The concluding sections of the book are devoted to neuroprotection and other treatment strategies. The article by the American neuropharmacologists Z.K. Wszolek and M.J. Zigmond contains the analysis of a modern concept of neuroprotective therapy for Parkinsonís disease. Drugs under discussion include agents, possessing a bioenergetic effect at the mitochondrial level (coenzyme Q10, creatine), chelate compounds, MAO-B inhibitors (rasagiline, selegiline, lazabemide), anti-apoptotic agents (rasagiline, rapamycin, selegiline, caspase inhibitors), NMDA-receptor antagonists (amantadine, memantine), hormones (estrogens), nicotine, caffeine, anti-inflammatory agents (minocycline, aspirin, tetracycline), growth and neurotrophic factors. W. Weinstock et al. present ladistigil, which is one of the latest achievements of neuropharmacology. It inhibits acetyl and butycholinesterase and MAO-A and B selectively in the brain. It is supposed to be effective in treatment of dementia and depression, which usually follow one after another or develop in parallel.

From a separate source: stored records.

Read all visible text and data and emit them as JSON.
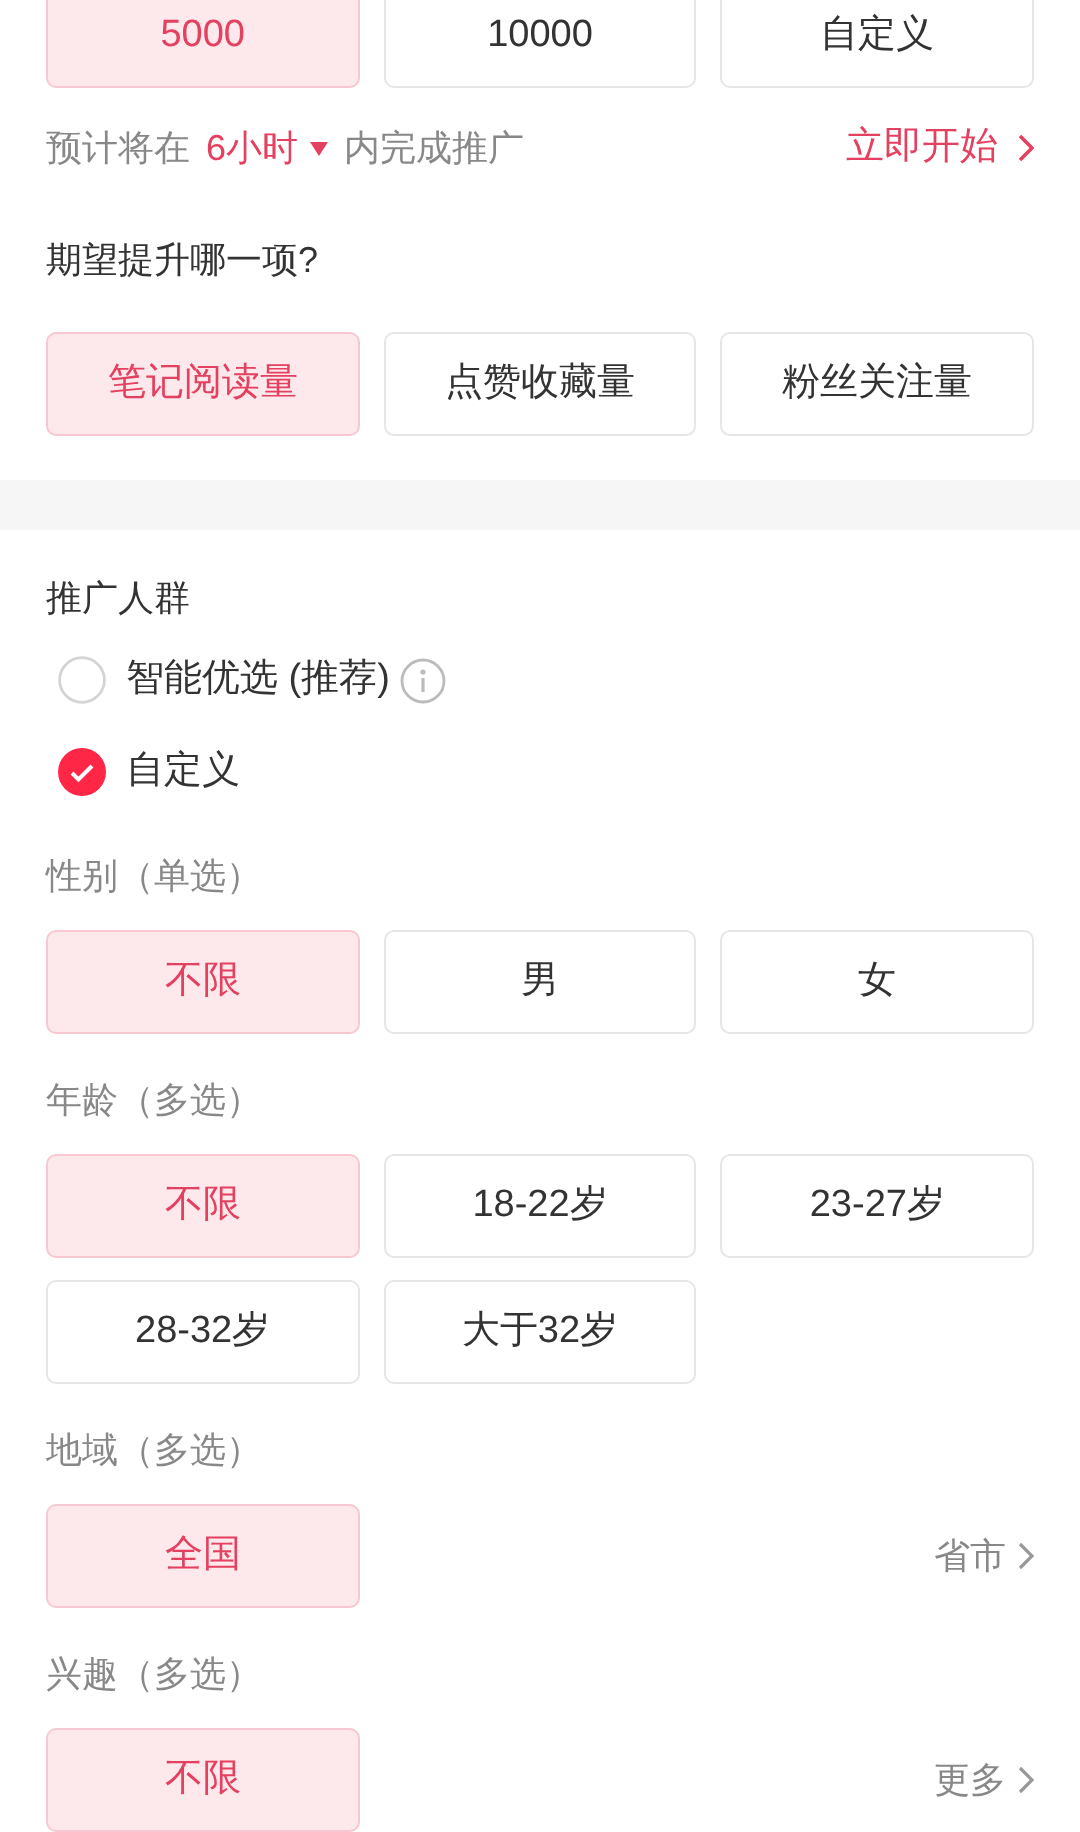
{
  "budget": {
    "options": [
      {
        "label": "5000",
        "selected": true
      },
      {
        "label": "10000",
        "selected": false
      },
      {
        "label": "自定义",
        "selected": false
      }
    ],
    "estimate": {
      "prefix": "预计将在",
      "duration": "6小时",
      "suffix": "内完成推广"
    },
    "start_link": "立即开始"
  },
  "goal": {
    "title": "期望提升哪一项?",
    "options": [
      {
        "label": "笔记阅读量",
        "selected": true
      },
      {
        "label": "点赞收藏量",
        "selected": false
      },
      {
        "label": "粉丝关注量",
        "selected": false
      }
    ]
  },
  "audience": {
    "title": "推广人群",
    "modes": [
      {
        "label": "智能优选 (推荐)",
        "selected": false,
        "info": true
      },
      {
        "label": "自定义",
        "selected": true,
        "info": false
      }
    ],
    "groups": [
      {
        "title": "性别（单选）",
        "options": [
          {
            "label": "不限",
            "selected": true
          },
          {
            "label": "男",
            "selected": false
          },
          {
            "label": "女",
            "selected": false
          }
        ]
      },
      {
        "title": "年龄（多选）",
        "options": [
          {
            "label": "不限",
            "selected": true
          },
          {
            "label": "18-22岁",
            "selected": false
          },
          {
            "label": "23-27岁",
            "selected": false
          },
          {
            "label": "28-32岁",
            "selected": false
          },
          {
            "label": "大于32岁",
            "selected": false
          }
        ]
      },
      {
        "title": "地域（多选）",
        "options": [
          {
            "label": "全国",
            "selected": true
          }
        ],
        "more_link": "省市"
      },
      {
        "title": "兴趣（多选）",
        "options": [
          {
            "label": "不限",
            "selected": true
          }
        ],
        "more_link": "更多"
      }
    ]
  }
}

Summarizing the aforesaid, it should be noted, that the present book is a rich source of modern information on pathogenesis, diagnosis, new clinical symptoms, treatment of PD and similar syndromes. It gives a full-value description of achievements of experimental and clinical studies, new trends and prospects of further research. The monograph contains rather interesting articles on neurosurgical treatment of Parkinsonís disease. Thus, it is useful for those, studying neurosurgery, and practicing neurosurgeons, performing interventions on deep brain structures. Besides, the book is undoubtedly important for specialists, dealing with motor disorders or parkinsonism, neurologists and scientists, carrying out research in the field of neurophysiology and neuropharmacology.